### YOUR ASSIGNMENT
Across the whole listing, copy out every line that includes the string "text".

### THE RECORDS
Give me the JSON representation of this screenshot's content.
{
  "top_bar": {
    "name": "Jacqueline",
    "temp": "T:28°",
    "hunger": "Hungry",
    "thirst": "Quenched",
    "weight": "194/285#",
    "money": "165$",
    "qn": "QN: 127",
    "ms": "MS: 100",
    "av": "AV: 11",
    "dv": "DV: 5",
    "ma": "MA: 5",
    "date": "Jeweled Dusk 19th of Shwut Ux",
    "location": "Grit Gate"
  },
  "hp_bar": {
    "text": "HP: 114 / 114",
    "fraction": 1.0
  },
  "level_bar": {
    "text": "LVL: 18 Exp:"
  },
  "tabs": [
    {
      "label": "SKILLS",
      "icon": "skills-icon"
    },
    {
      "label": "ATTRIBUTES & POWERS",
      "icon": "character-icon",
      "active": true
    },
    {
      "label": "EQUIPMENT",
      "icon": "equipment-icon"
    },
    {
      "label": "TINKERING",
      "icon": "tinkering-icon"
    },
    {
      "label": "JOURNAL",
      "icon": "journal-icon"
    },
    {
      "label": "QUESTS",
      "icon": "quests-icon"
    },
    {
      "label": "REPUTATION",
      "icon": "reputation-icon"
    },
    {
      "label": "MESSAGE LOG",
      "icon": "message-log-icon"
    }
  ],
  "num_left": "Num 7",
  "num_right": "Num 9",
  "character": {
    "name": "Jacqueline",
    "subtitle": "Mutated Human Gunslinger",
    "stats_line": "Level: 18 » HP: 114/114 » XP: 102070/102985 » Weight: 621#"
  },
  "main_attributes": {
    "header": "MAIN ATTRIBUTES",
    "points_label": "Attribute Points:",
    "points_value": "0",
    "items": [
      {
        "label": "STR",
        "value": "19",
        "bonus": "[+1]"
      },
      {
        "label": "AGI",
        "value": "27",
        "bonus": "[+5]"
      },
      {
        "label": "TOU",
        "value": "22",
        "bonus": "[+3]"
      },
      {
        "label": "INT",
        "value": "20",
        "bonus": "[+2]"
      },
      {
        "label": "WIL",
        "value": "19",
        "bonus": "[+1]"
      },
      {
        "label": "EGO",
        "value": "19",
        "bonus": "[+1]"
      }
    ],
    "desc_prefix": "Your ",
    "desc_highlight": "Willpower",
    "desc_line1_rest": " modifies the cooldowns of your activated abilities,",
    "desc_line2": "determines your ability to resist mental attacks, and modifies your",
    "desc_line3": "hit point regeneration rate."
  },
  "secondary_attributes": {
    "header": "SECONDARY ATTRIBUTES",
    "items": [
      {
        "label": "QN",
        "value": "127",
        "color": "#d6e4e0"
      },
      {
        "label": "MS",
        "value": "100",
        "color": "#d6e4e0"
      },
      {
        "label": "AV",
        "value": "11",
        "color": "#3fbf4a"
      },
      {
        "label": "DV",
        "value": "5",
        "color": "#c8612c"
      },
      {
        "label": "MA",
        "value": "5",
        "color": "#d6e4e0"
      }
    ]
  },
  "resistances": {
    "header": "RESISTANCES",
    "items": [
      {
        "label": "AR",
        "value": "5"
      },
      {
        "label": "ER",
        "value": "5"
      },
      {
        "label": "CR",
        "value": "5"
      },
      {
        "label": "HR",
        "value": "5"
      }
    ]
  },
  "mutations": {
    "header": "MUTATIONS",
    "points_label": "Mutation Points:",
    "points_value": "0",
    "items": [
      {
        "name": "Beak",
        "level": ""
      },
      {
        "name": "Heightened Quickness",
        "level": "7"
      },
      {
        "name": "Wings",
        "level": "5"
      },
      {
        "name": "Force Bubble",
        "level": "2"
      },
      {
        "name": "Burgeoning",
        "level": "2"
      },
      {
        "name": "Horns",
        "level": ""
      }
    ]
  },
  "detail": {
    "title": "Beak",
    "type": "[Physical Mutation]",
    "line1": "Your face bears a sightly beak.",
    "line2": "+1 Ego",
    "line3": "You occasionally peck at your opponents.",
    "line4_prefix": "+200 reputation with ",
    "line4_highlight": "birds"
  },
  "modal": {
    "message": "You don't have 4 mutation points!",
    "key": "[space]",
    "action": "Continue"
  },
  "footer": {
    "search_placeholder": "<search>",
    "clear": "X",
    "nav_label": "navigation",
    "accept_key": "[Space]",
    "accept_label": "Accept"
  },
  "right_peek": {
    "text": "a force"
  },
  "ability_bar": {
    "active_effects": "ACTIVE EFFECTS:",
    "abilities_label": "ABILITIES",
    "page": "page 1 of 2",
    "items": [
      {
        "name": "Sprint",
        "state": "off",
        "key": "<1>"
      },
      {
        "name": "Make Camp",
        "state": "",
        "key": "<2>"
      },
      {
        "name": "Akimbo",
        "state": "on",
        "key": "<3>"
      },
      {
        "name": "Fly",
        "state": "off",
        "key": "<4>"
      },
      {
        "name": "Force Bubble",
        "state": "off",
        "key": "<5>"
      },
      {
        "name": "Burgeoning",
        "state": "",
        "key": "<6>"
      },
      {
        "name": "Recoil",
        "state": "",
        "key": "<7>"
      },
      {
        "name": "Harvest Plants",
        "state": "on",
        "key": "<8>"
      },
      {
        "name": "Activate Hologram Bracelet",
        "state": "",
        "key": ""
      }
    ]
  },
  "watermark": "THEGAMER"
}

### RESPONSE TO THIS TASK
    "text": "HP: 114 / 114",
    "text": "LVL: 18 Exp:"
    "text": "a force"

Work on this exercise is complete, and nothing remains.